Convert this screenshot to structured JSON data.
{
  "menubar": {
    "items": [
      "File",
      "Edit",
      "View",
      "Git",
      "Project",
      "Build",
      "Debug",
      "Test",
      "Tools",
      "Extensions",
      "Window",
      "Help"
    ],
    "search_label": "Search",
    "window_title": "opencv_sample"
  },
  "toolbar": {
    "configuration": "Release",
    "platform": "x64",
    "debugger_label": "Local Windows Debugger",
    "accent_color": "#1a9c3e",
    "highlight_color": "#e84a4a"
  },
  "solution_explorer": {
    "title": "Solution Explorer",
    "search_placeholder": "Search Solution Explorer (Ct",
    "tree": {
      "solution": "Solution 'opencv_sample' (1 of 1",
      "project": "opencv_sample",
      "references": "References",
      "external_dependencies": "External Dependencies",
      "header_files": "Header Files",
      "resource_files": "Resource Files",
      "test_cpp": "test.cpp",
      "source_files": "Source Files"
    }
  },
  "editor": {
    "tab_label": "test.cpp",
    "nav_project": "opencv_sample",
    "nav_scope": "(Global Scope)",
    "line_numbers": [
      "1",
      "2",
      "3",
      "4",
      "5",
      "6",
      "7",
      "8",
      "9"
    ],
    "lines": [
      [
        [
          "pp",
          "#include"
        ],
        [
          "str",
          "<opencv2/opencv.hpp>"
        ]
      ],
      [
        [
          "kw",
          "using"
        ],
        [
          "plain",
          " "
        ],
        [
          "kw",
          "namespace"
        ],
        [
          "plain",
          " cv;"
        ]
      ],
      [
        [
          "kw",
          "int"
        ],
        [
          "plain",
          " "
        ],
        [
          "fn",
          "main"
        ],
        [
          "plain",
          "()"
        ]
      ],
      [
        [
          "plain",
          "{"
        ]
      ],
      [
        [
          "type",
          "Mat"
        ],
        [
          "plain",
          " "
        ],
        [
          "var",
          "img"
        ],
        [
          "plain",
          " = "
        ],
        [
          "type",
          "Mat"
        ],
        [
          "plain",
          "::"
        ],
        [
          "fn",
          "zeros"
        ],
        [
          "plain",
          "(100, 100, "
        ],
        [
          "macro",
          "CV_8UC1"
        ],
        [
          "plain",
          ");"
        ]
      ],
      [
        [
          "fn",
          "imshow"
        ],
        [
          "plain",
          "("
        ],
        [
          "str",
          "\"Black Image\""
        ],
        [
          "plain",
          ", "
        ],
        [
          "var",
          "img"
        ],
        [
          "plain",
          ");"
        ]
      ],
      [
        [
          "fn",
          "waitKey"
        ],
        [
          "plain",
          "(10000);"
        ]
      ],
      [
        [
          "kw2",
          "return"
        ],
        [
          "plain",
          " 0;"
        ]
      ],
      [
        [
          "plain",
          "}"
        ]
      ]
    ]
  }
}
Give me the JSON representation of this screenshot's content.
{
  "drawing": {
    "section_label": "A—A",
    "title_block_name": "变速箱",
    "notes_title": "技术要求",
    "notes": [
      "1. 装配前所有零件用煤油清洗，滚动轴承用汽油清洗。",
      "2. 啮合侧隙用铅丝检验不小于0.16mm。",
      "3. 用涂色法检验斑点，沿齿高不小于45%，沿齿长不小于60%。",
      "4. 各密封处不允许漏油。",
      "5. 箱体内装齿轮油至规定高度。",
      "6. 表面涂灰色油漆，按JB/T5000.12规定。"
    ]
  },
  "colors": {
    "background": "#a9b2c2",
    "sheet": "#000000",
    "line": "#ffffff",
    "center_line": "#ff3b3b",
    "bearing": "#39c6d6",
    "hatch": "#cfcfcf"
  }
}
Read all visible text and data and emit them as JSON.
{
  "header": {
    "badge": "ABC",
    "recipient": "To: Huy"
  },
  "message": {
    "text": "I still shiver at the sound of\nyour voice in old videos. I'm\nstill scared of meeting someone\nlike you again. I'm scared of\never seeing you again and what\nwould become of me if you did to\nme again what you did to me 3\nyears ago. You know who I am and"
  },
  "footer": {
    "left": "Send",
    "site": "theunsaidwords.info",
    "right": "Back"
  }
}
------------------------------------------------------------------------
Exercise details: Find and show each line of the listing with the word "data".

Answer:
Convert this screenshot to structured JSON data.
Read all visible text and data and emit them as JSON.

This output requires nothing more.